- **WHAT TO PRODUCE**: Please return each entry that follows exactly as given, but without pictures.

- **ENTRIES SUPPLIED**:
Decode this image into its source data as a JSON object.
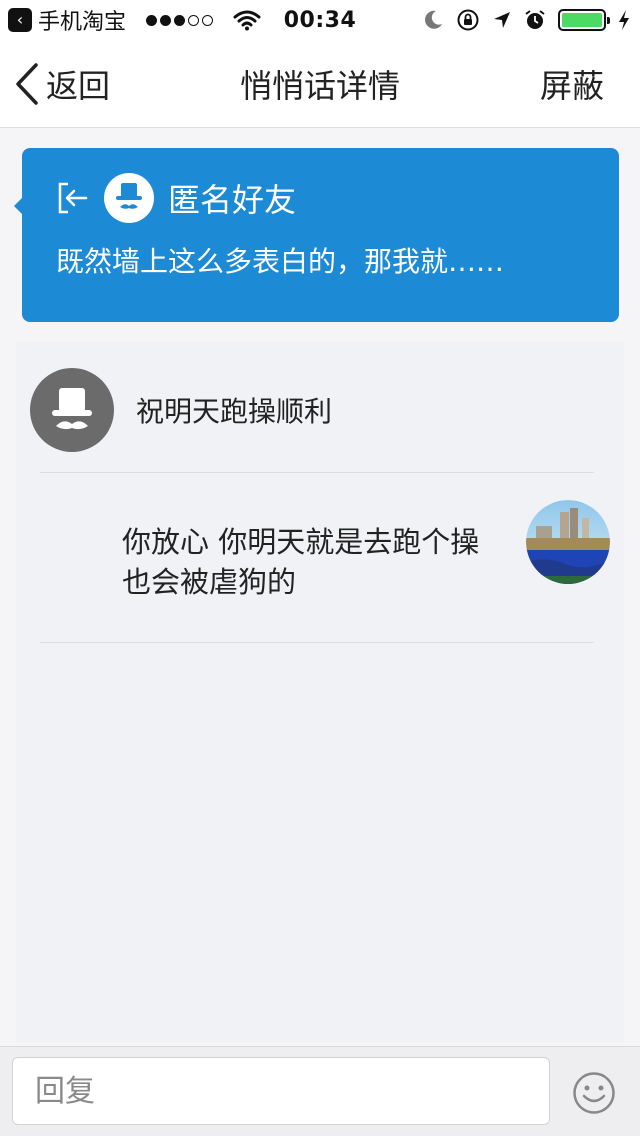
{
  "status_bar": {
    "back_app_label": "手机淘宝",
    "time": "00:34",
    "battery_level": 1.0,
    "signal_filled": 3,
    "signal_total": 5
  },
  "nav": {
    "back_label": "返回",
    "title": "悄悄话详情",
    "right_label": "屏蔽"
  },
  "card": {
    "name": "匿名好友",
    "message": "既然墙上这么多表白的，那我就……"
  },
  "conversation": {
    "anon_message": "祝明天跑操顺利",
    "reply_message": "你放心 你明天就是去跑个操 也会被虐狗的"
  },
  "input_bar": {
    "placeholder": "回复"
  },
  "colors": {
    "accent": "#1d8ad6",
    "battery": "#4cd964"
  },
  "icons": {
    "back": "chevron-left-icon",
    "exit": "exit-icon",
    "anonymous": "hat-mustache-icon",
    "emoji": "smiley-icon"
  }
}
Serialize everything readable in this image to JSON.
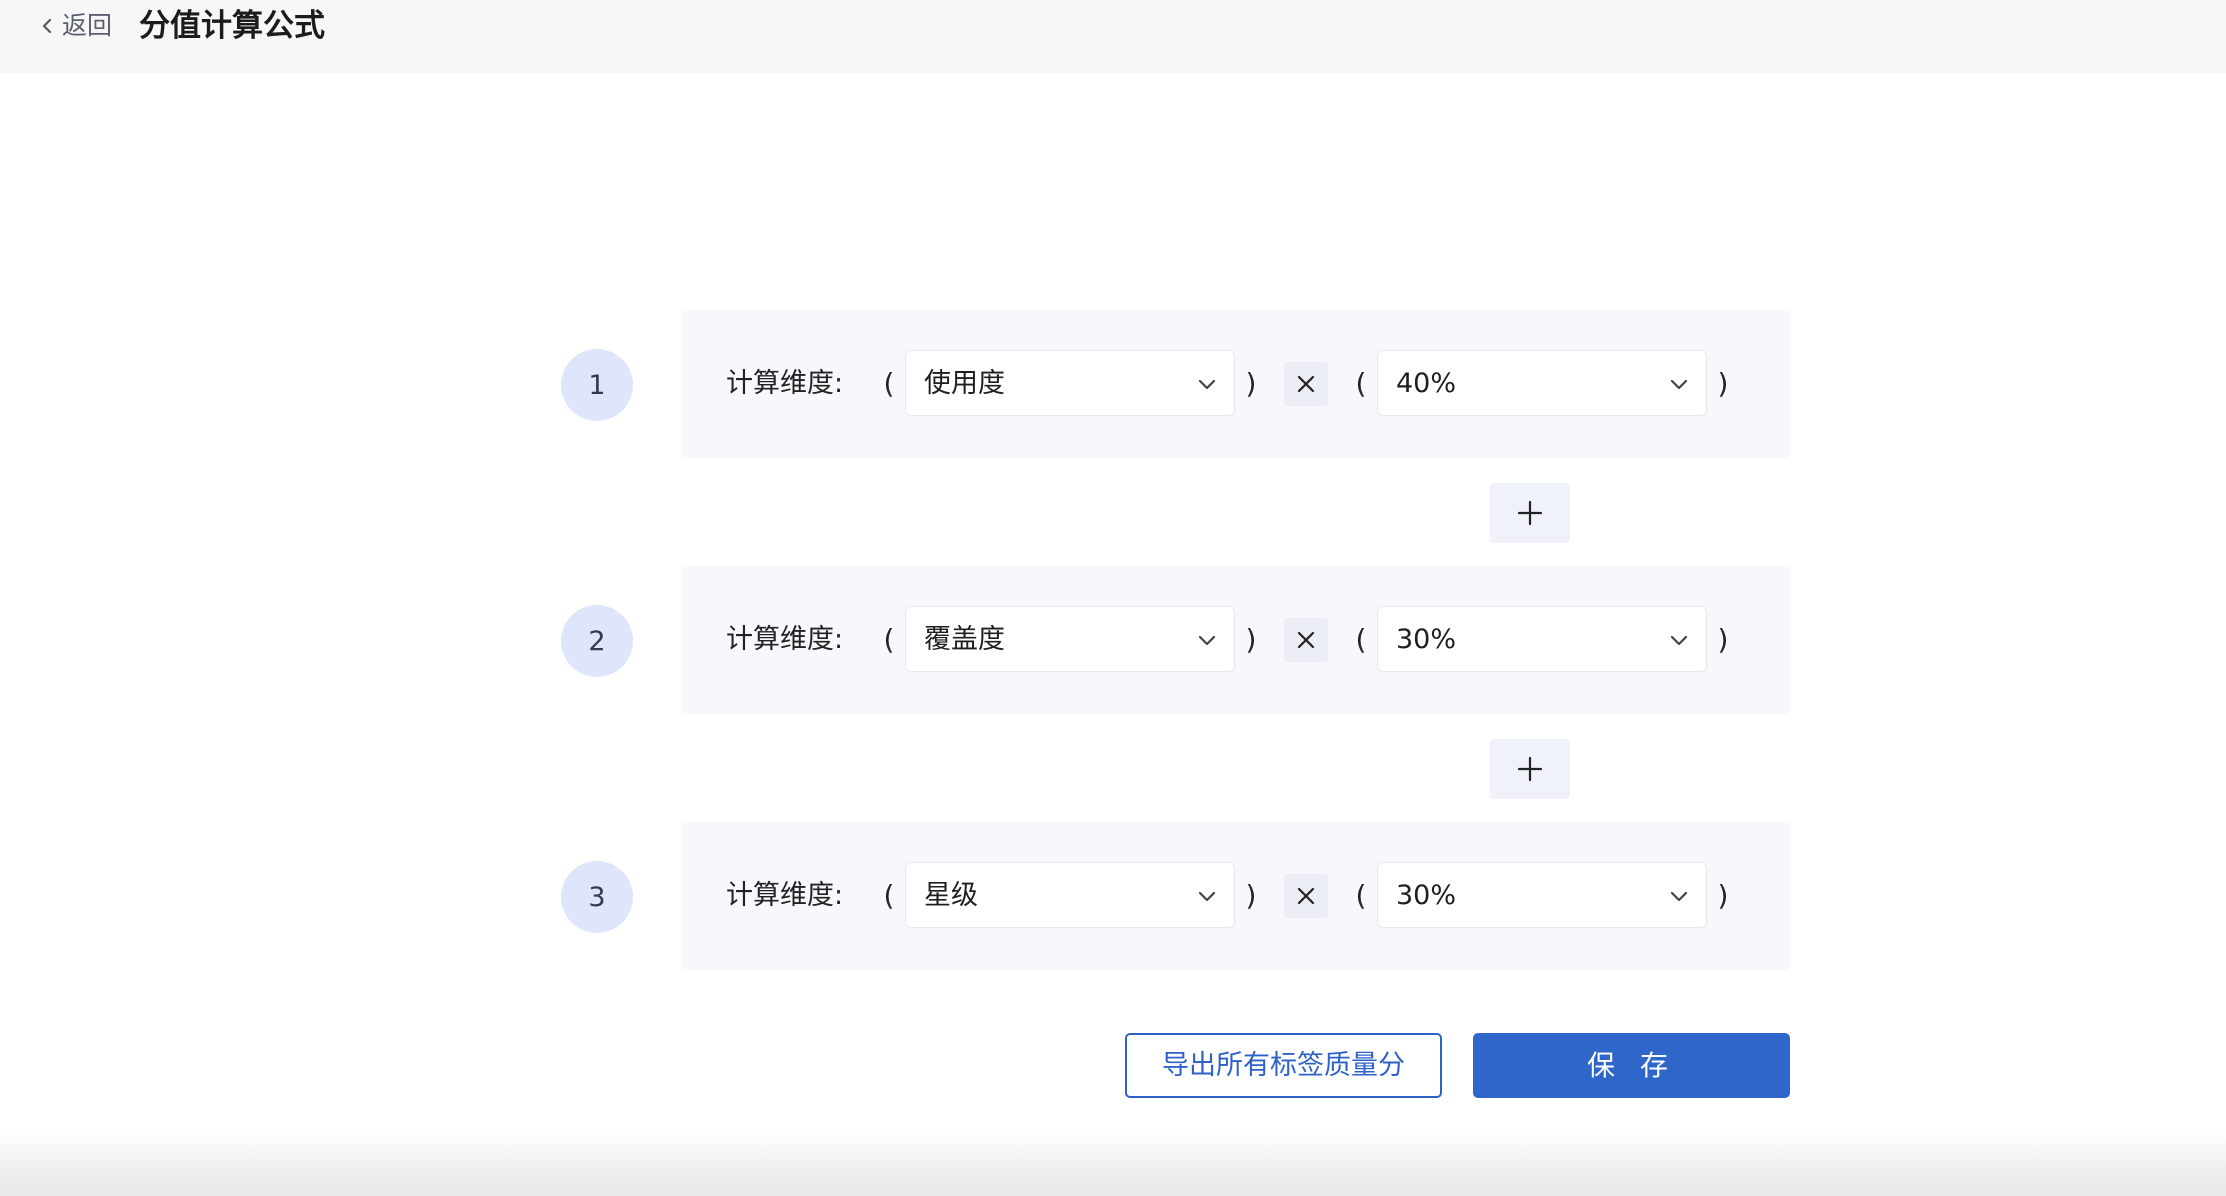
{
  "header": {
    "back_label": "返回",
    "title": "分值计算公式"
  },
  "formula": {
    "dimension_label": "计算维度:",
    "open_paren": "(",
    "close_paren": ")",
    "rows": [
      {
        "index": "1",
        "dimension": "使用度",
        "weight": "40%"
      },
      {
        "index": "2",
        "dimension": "覆盖度",
        "weight": "30%"
      },
      {
        "index": "3",
        "dimension": "星级",
        "weight": "30%"
      }
    ]
  },
  "actions": {
    "export_label": "导出所有标签质量分",
    "save_label": "保 存"
  },
  "colors": {
    "primary": "#2f66c9",
    "step_circle": "#dfe6fb",
    "row_panel": "#f7f8fc"
  },
  "icons": {
    "back": "chevron-left-icon",
    "dropdown": "chevron-down-icon",
    "multiply": "times-icon",
    "add": "plus-icon"
  }
}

- **RESULT FOR THIS TASK**:
Decode this image into its source data as a JSON object.
{
  "status_bar": {
    "back_app_label": "手机淘宝",
    "time": "00:34",
    "battery_level": 1.0,
    "signal_filled": 3,
    "signal_total": 5
  },
  "nav": {
    "back_label": "返回",
    "title": "悄悄话详情",
    "right_label": "屏蔽"
  },
  "card": {
    "name": "匿名好友",
    "message": "既然墙上这么多表白的，那我就……"
  },
  "conversation": {
    "anon_message": "祝明天跑操顺利",
    "reply_message": "你放心 你明天就是去跑个操 也会被虐狗的"
  },
  "input_bar": {
    "placeholder": "回复"
  },
  "colors": {
    "accent": "#1d8ad6",
    "battery": "#4cd964"
  },
  "icons": {
    "back": "chevron-left-icon",
    "exit": "exit-icon",
    "anonymous": "hat-mustache-icon",
    "emoji": "smiley-icon"
  }
}
Serialize everything readable in this image to JSON.
{
  "header": {
    "back_label": "返回",
    "title": "分值计算公式"
  },
  "formula": {
    "dimension_label": "计算维度:",
    "open_paren": "(",
    "close_paren": ")",
    "rows": [
      {
        "index": "1",
        "dimension": "使用度",
        "weight": "40%"
      },
      {
        "index": "2",
        "dimension": "覆盖度",
        "weight": "30%"
      },
      {
        "index": "3",
        "dimension": "星级",
        "weight": "30%"
      }
    ]
  },
  "actions": {
    "export_label": "导出所有标签质量分",
    "save_label": "保 存"
  },
  "colors": {
    "primary": "#2f66c9",
    "step_circle": "#dfe6fb",
    "row_panel": "#f7f8fc"
  },
  "icons": {
    "back": "chevron-left-icon",
    "dropdown": "chevron-down-icon",
    "multiply": "times-icon",
    "add": "plus-icon"
  }
}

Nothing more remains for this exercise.